Laptops: If you can bring a laptop, do so, with a minimum of Adobe Lightroom.

Computer Software: These are suggestions only. At a minimum, I would suggest Adobe Lightroom or Adobe Elements. You can use the Nik plugins with both. If you are interested in doing some serious post processing then you should consider Photoshop as well.

  • Adobe Photoshop | CS6 was the last version available to own. After CS6 you will have to rent a Photoshop and  Lightroom Package on the Creative Cloud for $9.99 per month.
  • Photoshop Elements 12 for Mac & Windows(download)
  • Adobe Lightroom 5 for Mac & Windows(download)
  • NikSoftware. Now that Google owns Nik you can get the complete suite of Nik plugins for $149. NikSoftware. The Nik Collection is compatible with Mac® OS 10.6.8 through 10.8, and Windows Vista®, Windows 7, Windows 8 as well as with all the following host applications:
    • Apple® Aperture® 3.1 or later
    • Adobe Photoshop CS4 through CS6
    • Adobe Photoshop Elements 9 through 11, (apart from HDR Efex Pro 2, which is not      compatible with Photoshop Elements)
    • Adobe Photoshop Lightroom 3 through 5
    • Adobe Photoshop Creative Cloud
  • The Photographer’s Ephemeris The Photographer’s Ephemeris (TPE) helps you plan outdoor photography shoots in natural light, particularly landscape and urban scenes. It’s a map-centric sun and moon calculator: see how the light will fall on the land, day or night, for any location on earth. Free for computers and $8.99 for Smart Phones.

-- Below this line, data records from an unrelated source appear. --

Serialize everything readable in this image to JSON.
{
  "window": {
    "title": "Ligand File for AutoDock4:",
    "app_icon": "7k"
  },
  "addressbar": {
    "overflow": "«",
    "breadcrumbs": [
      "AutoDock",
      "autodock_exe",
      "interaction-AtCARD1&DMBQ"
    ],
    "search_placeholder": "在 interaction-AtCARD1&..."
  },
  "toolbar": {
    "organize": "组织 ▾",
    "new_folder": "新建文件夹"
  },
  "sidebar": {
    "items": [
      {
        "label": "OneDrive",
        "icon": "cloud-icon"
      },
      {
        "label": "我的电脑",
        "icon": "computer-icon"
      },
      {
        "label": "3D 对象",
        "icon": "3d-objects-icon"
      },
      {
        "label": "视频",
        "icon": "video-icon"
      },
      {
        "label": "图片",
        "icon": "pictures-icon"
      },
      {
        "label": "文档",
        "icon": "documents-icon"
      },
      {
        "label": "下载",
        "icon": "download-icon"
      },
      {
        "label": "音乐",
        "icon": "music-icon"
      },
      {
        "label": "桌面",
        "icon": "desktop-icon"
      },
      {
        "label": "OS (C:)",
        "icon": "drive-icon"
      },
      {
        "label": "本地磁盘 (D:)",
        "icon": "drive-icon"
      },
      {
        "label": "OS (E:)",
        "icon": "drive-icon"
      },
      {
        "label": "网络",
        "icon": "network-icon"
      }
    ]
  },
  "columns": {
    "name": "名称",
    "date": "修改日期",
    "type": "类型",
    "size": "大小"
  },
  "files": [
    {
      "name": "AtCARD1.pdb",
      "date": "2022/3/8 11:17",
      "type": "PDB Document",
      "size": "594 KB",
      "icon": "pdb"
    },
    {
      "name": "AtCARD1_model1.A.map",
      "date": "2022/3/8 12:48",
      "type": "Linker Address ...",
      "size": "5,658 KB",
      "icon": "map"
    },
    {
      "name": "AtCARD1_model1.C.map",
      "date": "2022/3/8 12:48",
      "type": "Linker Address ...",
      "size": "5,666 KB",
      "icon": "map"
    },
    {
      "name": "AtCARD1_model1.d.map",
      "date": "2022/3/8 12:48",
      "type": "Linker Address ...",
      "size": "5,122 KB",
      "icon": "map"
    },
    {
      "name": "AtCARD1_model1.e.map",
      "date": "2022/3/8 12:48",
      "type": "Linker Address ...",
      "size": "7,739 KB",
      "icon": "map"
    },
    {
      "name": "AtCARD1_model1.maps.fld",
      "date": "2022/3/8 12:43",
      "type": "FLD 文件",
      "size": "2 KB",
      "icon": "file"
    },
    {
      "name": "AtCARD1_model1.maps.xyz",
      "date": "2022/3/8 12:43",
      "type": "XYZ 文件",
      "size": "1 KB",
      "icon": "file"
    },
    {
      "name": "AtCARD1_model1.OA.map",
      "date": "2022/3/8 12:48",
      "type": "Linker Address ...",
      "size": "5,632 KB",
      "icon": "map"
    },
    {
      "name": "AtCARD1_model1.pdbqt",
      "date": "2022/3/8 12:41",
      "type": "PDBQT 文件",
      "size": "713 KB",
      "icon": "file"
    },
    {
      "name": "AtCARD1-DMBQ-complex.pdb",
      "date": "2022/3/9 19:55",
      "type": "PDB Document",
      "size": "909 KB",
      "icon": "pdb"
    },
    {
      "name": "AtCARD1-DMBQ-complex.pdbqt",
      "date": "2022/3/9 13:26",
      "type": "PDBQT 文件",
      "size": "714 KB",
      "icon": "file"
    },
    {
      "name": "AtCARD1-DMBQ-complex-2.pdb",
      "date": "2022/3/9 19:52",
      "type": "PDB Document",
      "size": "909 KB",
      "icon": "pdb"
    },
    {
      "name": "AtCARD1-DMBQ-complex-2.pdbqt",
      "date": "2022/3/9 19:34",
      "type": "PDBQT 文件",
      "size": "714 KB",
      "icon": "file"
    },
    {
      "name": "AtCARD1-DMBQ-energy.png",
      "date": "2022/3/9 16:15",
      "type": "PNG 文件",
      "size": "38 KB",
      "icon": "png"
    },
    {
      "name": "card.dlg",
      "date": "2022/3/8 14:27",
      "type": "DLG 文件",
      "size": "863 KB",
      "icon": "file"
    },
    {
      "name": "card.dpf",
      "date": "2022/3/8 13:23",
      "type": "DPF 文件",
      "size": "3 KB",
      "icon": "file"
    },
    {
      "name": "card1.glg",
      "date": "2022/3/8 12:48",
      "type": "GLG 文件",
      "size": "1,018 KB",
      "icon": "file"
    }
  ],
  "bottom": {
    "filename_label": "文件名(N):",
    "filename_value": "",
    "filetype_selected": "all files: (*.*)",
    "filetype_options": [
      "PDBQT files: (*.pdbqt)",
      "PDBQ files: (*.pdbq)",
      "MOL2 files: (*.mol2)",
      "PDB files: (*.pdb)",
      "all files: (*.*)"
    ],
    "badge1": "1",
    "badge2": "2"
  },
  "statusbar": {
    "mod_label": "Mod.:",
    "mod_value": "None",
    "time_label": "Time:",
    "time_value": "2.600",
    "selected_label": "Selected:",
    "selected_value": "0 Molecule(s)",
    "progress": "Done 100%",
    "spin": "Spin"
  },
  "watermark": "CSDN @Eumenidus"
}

Additional Equipment That’s Nice to Have

Portable hard drives, for backing up from your laptop. Redundancy is prudent. The LaCie Rugged Triple Interface USB 3 Hard Drives are popular.

USB Memory Stick for photo sharing. If you want to share your favorite images with the group we will be showing them from Jim’s laptop.

Smart Phone Apps:

  • Focus Stack. For photographers employing focus stacking to achieve astonishing depth of field in landscape and architectural photography. How many shots do you need to take? On what distances should these shots be focused? What is the ideal aperture to use?
  • Long Time. This app. is used for calculating your exposure when using very dark neutral density filters which your camera meter will have a hard time reading through.
  • Opitimum CS Pro. This is a great app. for determining your hyper focal point for achieving maximum depth of field.